**Requirement:**
Where "mnemonic" appears in a line of the entries below, that line should be copied.

**Data:**
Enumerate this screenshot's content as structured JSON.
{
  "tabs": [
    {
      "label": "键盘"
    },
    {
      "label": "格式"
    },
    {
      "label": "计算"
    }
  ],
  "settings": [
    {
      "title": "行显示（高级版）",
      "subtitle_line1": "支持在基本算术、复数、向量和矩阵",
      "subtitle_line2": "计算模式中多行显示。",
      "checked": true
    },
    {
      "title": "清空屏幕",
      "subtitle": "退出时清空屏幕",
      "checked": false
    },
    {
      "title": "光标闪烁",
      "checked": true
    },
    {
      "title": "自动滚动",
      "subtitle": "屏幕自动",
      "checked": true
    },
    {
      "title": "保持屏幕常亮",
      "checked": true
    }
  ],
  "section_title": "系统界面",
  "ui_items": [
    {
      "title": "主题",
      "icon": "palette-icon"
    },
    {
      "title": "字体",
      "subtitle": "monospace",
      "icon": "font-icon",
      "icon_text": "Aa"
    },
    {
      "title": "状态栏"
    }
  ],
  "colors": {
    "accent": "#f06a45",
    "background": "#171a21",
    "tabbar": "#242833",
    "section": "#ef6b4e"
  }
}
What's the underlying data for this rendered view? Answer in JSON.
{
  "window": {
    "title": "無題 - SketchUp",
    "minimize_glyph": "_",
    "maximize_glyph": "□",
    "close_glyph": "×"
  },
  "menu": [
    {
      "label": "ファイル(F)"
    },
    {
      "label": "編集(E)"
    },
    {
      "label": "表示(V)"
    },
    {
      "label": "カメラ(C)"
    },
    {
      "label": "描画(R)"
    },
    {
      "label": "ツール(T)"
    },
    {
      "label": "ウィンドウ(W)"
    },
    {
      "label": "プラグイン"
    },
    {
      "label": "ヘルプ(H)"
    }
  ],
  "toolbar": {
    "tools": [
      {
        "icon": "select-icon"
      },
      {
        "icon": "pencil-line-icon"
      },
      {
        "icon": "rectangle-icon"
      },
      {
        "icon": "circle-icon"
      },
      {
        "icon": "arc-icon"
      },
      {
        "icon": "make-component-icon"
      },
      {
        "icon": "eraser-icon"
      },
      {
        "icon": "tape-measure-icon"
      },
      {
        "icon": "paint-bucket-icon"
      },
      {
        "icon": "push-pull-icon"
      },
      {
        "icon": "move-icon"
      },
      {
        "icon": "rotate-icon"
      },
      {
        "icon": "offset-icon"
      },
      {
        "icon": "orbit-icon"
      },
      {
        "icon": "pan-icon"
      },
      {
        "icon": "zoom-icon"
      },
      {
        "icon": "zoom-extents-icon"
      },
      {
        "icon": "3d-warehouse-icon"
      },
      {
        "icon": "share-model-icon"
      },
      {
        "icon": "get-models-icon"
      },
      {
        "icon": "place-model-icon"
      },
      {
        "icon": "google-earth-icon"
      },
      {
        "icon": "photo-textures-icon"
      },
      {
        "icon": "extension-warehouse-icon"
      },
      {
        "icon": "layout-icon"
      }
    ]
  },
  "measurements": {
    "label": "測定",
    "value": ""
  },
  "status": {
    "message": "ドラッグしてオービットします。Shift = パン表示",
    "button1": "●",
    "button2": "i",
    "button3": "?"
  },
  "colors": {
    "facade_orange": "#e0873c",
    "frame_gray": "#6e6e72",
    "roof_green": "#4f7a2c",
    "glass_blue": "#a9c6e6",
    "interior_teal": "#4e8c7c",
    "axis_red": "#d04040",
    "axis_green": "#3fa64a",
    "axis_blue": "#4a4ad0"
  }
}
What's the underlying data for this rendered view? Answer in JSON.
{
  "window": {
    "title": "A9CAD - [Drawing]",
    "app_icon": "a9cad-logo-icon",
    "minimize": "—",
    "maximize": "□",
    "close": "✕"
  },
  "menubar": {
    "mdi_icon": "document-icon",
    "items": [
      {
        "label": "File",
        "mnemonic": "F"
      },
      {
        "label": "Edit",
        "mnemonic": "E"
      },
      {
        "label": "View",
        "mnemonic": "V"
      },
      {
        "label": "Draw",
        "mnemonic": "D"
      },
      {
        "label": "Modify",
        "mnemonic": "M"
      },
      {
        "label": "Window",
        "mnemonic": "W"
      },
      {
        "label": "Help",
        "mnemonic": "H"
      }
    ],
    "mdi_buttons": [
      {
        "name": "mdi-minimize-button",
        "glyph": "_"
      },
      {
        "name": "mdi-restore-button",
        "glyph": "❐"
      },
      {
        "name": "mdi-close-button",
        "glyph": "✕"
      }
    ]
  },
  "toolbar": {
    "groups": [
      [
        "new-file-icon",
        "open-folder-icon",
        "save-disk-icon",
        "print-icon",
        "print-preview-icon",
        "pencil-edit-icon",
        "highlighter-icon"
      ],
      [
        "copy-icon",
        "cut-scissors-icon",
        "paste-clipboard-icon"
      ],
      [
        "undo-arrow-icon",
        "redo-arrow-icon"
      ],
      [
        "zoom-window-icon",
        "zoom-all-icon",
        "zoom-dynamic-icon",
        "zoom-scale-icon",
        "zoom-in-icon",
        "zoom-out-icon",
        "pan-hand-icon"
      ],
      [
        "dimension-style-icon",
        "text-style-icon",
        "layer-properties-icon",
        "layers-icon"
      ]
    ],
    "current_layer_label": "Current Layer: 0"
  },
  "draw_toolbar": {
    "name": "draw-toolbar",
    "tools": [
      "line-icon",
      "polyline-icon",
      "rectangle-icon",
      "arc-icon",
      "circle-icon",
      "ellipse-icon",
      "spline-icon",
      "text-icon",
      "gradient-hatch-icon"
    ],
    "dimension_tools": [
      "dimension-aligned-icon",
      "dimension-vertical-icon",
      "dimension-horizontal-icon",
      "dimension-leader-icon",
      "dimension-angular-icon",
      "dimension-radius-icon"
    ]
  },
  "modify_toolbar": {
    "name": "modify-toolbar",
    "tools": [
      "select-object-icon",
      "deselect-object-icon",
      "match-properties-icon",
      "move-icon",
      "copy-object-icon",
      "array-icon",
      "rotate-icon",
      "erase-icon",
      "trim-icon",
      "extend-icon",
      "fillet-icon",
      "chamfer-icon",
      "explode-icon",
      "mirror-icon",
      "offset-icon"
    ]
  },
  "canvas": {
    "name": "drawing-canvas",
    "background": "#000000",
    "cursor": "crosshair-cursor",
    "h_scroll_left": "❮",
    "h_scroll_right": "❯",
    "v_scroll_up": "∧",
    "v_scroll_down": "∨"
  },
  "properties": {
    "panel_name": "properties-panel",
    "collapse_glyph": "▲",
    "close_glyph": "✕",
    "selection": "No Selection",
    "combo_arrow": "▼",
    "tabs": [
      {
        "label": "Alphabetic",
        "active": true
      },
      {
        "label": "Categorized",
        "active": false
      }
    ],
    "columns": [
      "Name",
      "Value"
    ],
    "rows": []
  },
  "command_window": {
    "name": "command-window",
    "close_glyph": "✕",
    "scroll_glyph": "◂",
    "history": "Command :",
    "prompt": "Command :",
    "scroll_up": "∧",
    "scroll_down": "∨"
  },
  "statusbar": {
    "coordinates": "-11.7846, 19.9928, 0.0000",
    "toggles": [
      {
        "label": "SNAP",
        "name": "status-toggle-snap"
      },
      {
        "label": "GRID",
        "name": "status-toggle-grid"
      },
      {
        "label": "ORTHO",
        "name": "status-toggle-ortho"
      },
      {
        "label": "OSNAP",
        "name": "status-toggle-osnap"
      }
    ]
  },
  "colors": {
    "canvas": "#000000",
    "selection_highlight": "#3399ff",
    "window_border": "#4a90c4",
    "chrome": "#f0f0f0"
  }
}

**Written answer:**
        "mnemonic": "F"
        "mnemonic": "E"
        "mnemonic": "V"
        "mnemonic": "D"
        "mnemonic": "M"
        "mnemonic": "W"
        "mnemonic": "H"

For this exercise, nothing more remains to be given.